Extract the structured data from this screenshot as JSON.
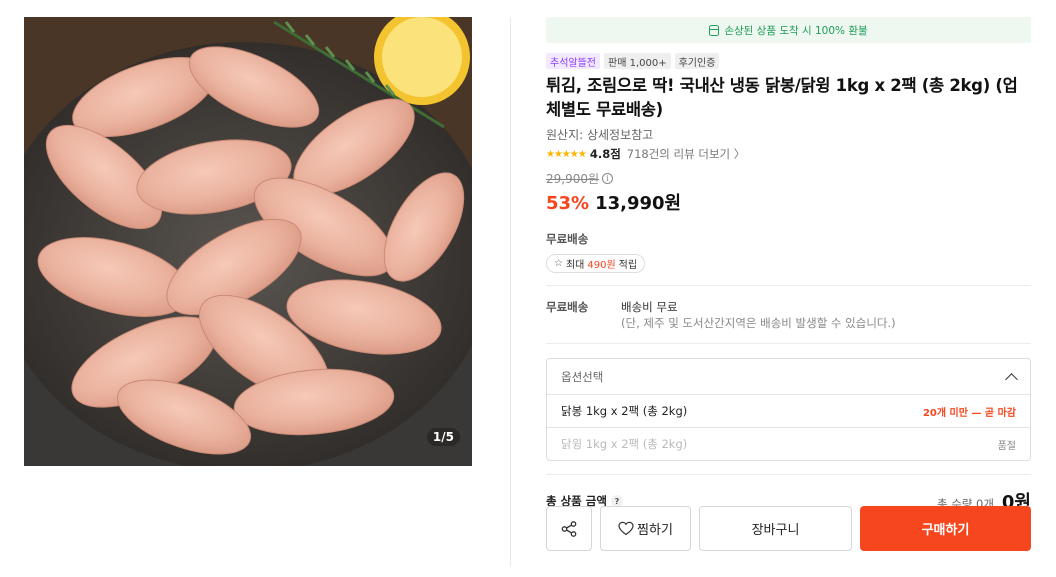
{
  "gallery": {
    "counter": "1/5"
  },
  "banner": {
    "text": "손상된 상품 도착 시 100% 환불"
  },
  "badges": [
    "추석알뜰전",
    "판매 1,000+",
    "후기인증"
  ],
  "product": {
    "title": "튀김, 조림으로 딱! 국내산 냉동 닭봉/닭윙 1kg x 2팩 (총 2kg) (업체별도 무료배송)",
    "origin": "원산지: 상세정보참고",
    "rating_stars": "★★★★★",
    "rating_score": "4.8점",
    "review_link": "718건의 리뷰 더보기 〉",
    "original_price": "29,900원",
    "discount": "53%",
    "sale_price": "13,990원"
  },
  "shipping": {
    "label": "무료배송",
    "point_prefix": "최대",
    "point_amount": "490원",
    "point_suffix": "적립"
  },
  "delivery": {
    "key": "무료배송",
    "value": "배송비 무료",
    "note": "(단, 제주 및 도서산간지역은 배송비 발생할 수 있습니다.)"
  },
  "options": {
    "header": "옵션선택",
    "items": [
      {
        "name": "닭봉 1kg x 2팩 (총 2kg)",
        "tag": "20개 미만 — 곧 마감"
      },
      {
        "name": "닭윙 1kg x 2팩 (총 2kg)",
        "tag": "품절"
      }
    ]
  },
  "total": {
    "label": "총 상품 금액",
    "help": "?",
    "qty": "총 수량 0개",
    "price": "0원"
  },
  "buttons": {
    "wish": "찜하기",
    "cart": "장바구니",
    "buy": "구매하기"
  },
  "colors": {
    "accent": "#f5461e",
    "green": "#1f9d55",
    "purple": "#8a3ffc"
  }
}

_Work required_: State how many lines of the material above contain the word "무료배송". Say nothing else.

_Answer for this exercise_: 3